==== INFORMATION GIVEN

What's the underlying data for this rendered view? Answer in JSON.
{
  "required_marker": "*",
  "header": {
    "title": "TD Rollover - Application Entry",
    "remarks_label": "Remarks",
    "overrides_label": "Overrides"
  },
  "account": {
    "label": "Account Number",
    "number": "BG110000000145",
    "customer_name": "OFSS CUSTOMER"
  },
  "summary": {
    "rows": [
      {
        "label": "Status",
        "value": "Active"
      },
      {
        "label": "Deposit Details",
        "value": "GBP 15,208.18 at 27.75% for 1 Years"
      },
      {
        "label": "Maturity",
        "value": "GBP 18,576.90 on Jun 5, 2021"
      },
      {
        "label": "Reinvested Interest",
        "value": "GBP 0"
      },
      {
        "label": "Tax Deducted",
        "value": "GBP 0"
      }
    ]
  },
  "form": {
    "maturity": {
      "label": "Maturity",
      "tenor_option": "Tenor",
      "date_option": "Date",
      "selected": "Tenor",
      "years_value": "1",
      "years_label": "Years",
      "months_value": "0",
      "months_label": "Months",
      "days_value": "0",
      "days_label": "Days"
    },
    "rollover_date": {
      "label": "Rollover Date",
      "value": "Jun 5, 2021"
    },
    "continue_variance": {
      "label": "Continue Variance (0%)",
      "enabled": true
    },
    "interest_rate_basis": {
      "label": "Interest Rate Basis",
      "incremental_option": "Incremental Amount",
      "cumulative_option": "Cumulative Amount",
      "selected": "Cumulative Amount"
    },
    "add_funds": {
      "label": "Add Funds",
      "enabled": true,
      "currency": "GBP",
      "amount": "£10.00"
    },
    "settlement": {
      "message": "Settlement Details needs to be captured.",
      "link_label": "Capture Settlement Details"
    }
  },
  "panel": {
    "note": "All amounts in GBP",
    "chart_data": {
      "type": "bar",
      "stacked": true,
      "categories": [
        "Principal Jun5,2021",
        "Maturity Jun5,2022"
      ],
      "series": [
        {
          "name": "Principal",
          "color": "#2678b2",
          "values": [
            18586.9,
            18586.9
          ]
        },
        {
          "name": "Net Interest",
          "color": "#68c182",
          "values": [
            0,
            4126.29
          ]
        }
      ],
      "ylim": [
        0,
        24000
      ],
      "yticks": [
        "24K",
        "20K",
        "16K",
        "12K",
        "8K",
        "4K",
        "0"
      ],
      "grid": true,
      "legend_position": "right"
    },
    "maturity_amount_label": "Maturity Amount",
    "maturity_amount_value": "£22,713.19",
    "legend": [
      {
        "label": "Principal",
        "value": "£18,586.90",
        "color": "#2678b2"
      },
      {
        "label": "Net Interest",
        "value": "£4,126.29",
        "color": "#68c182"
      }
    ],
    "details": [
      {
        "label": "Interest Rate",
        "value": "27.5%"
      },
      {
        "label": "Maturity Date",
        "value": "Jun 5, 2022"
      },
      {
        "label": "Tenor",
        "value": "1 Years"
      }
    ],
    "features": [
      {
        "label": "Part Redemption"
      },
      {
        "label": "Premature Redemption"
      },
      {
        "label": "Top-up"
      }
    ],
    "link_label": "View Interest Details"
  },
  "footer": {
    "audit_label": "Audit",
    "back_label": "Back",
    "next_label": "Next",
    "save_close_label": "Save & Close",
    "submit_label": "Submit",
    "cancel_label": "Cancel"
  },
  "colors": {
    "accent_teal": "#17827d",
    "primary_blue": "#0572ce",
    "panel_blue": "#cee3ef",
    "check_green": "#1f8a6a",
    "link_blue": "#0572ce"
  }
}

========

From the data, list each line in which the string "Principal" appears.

EXERCISE ANSWER |
        "Principal Jun5,2021",
          "name": "Principal",
        "label": "Principal",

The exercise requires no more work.